Did you know that HTTP is almost universally used for communication between edge/cloud/fog services?
What is the http protocol?
The HTTP protocol, as its full name implies (Hypertext Transfer Protocol), has been designed for clients to access resources in web servers. However, over the years it has gained popularity also in other areas, such as service oriented architectures, remote procedure calls, and REST Application Programming Interfaces (APIs).
The HTTP does not natively support confidentiality and authentication, which are key in virtually all use cases of practical interest in any domain. However, these features can be enabled by intermediate layers such as the Secure Socket Layers (SSL, now obsolete) and Transport Layer Security (TLS), which we all use every day when accessing a website starting with “”https”” rather than the good old prefix “”http””. The HTTP is a layer 5 (a.k.a. session) protocol and it uses underneath TCP as a transport layer, e.g., for guaranteed delivery, flow control, and congestion avoidance.

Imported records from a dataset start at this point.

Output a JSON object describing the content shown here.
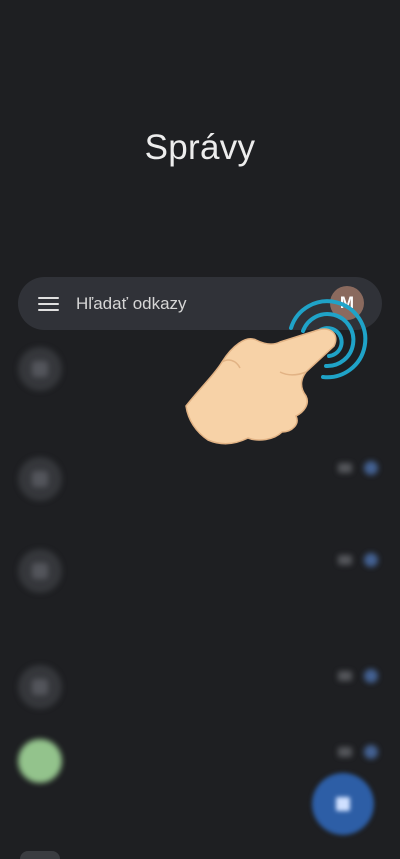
{
  "screen": {
    "title": "Správy"
  },
  "search": {
    "placeholder": "Hľadať odkazy",
    "avatar_letter": "M"
  },
  "conversations": [
    {
      "name": "",
      "lines": [
        "",
        "",
        ""
      ],
      "avatar": "default"
    },
    {
      "name": "",
      "lines": [
        "",
        ""
      ],
      "avatar": "default"
    },
    {
      "name": "",
      "lines": [
        "",
        "",
        ""
      ],
      "avatar": "default"
    },
    {
      "name": "",
      "lines": [
        ""
      ],
      "avatar": "default"
    },
    {
      "name": "",
      "lines": [
        "",
        "",
        ""
      ],
      "avatar": "green"
    }
  ],
  "colors": {
    "background": "#1e1f22",
    "searchbar": "#303238",
    "fab": "#2d5ea6",
    "tap_ring": "#1fa3c8",
    "hand": "#f7d2a7"
  },
  "icons": {
    "menu": "hamburger-icon",
    "fab": "compose-icon",
    "overlay": "tap-hand-icon"
  }
}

The combined use of TCP and TLS makes the HTTP rather cumbersome on the uptake: before the first byte can be transferred from the client to the server, there are quite a few exchanges that must occur, each requiring a Round Trip Trip (RTT), which is the time it takes for a message to go from a client to the server and back to the client. When we are browsing the web, we usually do not notice such an additional delay, because it is much smaller than the time it takes to load the page, which possibly includes a lot of heavy images and videos.

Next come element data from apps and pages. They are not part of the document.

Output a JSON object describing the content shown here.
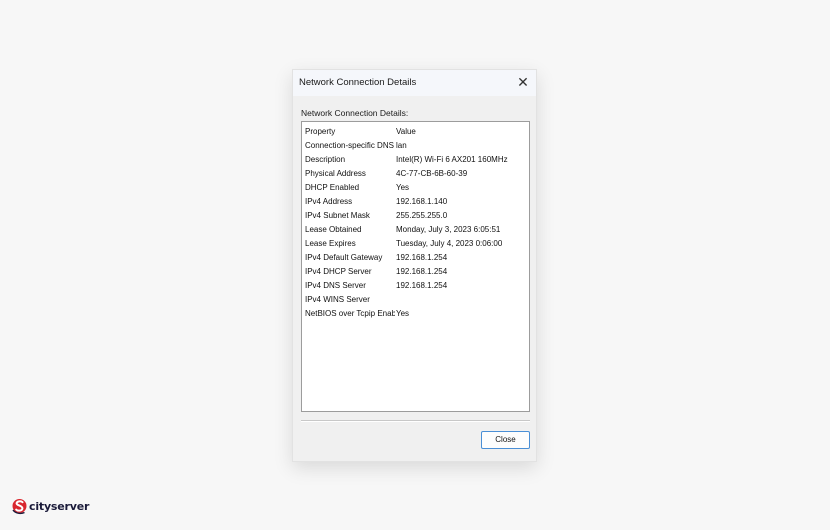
{
  "window": {
    "title": "Network Connection Details",
    "close_glyph": "✕"
  },
  "section_label": "Network Connection Details:",
  "table": {
    "columns": [
      "Property",
      "Value"
    ],
    "rows": [
      {
        "property": "Connection-specific DNS ...",
        "value": "lan"
      },
      {
        "property": "Description",
        "value": "Intel(R) Wi-Fi 6 AX201 160MHz"
      },
      {
        "property": "Physical Address",
        "value": "4C-77-CB-6B-60-39"
      },
      {
        "property": "DHCP Enabled",
        "value": "Yes"
      },
      {
        "property": "IPv4 Address",
        "value": "192.168.1.140"
      },
      {
        "property": "IPv4 Subnet Mask",
        "value": "255.255.255.0"
      },
      {
        "property": "Lease Obtained",
        "value": "Monday, July 3, 2023 6:05:51"
      },
      {
        "property": "Lease Expires",
        "value": "Tuesday, July 4, 2023 0:06:00"
      },
      {
        "property": "IPv4 Default Gateway",
        "value": "192.168.1.254"
      },
      {
        "property": "IPv4 DHCP Server",
        "value": "192.168.1.254"
      },
      {
        "property": "IPv4 DNS Server",
        "value": "192.168.1.254"
      },
      {
        "property": "IPv4 WINS Server",
        "value": ""
      },
      {
        "property": "NetBIOS over Tcpip Enab...",
        "value": "Yes"
      }
    ]
  },
  "buttons": {
    "close_label": "Close"
  },
  "watermark": {
    "text": "cityserver",
    "icon": "cityserver-logo-icon"
  },
  "colors": {
    "button_border_accent": "#4a8fd6",
    "logo_red": "#d9262e",
    "logo_navy": "#1b1b3a"
  }
}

Why does this matter for MARVEL framework?
In many smart city applications, such as urban sensing for real-time analytics, which we address in the project H2020 MARVEL, the message to be transmitted can be very small (e.g., the number of people estimated by a camera in a square or a car plate number), hence it becomes highly inefficient to spend so many RTTs just for such a tiny piece of information to be conveyed.
At the Institute of Informatics and Telematics of CNR we are studying solutions to reduce significantly the communication overhead of HTTP/TCP, based on the use of the QUIC protocol, which has been developed originally by Google a few years ago, but has been standardised earlier this year as IETF RFC 9000. QUIC supports natively confidentiality and authentication and it can cut down the start-up latency to 1 RTT (even 0 RTTs, actually!), which can be highly beneficial to edge/fog applications in the smart city that generate a lot of small messages.
- Project Coordinator: Dr. Sotiris Ioannidis
- Institution: Foundation for Research and Technology Hellas (FORTH)
- E-mail: firstname.lastname@example.org
- Start: 01.01.2021
- Duration: 36 months
- Participating Organisations: 17
- Number of countries: 12
This project has received funding from the European Union’s Horizon 2020 Research and Innovation program under grant agreement No 957337. The website reflects only the view of the author(s) and the Commission is not responsible for any use that may be made of the information it contains.